## Try it
Output everything in the listing exactly.

## Supplied records
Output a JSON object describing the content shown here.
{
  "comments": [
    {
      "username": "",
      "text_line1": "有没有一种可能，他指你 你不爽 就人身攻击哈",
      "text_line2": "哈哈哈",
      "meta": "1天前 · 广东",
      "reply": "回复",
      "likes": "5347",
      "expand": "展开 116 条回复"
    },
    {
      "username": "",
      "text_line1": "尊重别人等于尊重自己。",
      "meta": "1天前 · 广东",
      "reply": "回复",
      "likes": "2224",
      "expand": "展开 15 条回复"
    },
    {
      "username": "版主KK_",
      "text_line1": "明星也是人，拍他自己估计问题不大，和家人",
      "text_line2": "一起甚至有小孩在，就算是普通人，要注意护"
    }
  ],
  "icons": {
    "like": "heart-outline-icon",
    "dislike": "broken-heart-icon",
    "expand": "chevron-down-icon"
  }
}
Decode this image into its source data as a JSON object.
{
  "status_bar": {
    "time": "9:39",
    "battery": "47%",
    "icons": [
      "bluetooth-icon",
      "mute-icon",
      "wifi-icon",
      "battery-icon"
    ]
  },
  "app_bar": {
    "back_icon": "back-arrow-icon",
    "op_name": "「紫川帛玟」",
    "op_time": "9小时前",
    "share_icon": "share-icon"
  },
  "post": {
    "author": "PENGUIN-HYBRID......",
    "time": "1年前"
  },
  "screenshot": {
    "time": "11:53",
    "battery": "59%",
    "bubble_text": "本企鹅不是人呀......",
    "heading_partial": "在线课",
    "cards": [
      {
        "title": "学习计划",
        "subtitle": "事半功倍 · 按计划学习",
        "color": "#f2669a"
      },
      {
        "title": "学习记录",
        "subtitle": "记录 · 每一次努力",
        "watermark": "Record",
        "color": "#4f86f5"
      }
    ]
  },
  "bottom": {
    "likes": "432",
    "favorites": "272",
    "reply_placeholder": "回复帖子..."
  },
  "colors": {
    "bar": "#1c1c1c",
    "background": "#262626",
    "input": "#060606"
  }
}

## Result
Output a JSON object describing the content shown here.
{
  "comments": [
    {
      "username": "",
      "text_line1": "有没有一种可能，他指你 你不爽 就人身攻击哈",
      "text_line2": "哈哈哈",
      "meta": "1天前 · 广东",
      "reply": "回复",
      "likes": "5347",
      "expand": "展开 116 条回复"
    },
    {
      "username": "",
      "text_line1": "尊重别人等于尊重自己。",
      "meta": "1天前 · 广东",
      "reply": "回复",
      "likes": "2224",
      "expand": "展开 15 条回复"
    },
    {
      "username": "版主KK_",
      "text_line1": "明星也是人，拍他自己估计问题不大，和家人",
      "text_line2": "一起甚至有小孩在，就算是普通人，要注意护"
    }
  ],
  "icons": {
    "like": "heart-outline-icon",
    "dislike": "broken-heart-icon",
    "expand": "chevron-down-icon"
  }
}
Decode this image into its source data as a JSON object.
{
  "status_bar": {
    "time": "9:39",
    "battery": "47%",
    "icons": [
      "bluetooth-icon",
      "mute-icon",
      "wifi-icon",
      "battery-icon"
    ]
  },
  "app_bar": {
    "back_icon": "back-arrow-icon",
    "op_name": "「紫川帛玟」",
    "op_time": "9小时前",
    "share_icon": "share-icon"
  },
  "post": {
    "author": "PENGUIN-HYBRID......",
    "time": "1年前"
  },
  "screenshot": {
    "time": "11:53",
    "battery": "59%",
    "bubble_text": "本企鹅不是人呀......",
    "heading_partial": "在线课",
    "cards": [
      {
        "title": "学习计划",
        "subtitle": "事半功倍 · 按计划学习",
        "color": "#f2669a"
      },
      {
        "title": "学习记录",
        "subtitle": "记录 · 每一次努力",
        "watermark": "Record",
        "color": "#4f86f5"
      }
    ]
  },
  "bottom": {
    "likes": "432",
    "favorites": "272",
    "reply_placeholder": "回复帖子..."
  },
  "colors": {
    "bar": "#1c1c1c",
    "background": "#262626",
    "input": "#060606"
  }
}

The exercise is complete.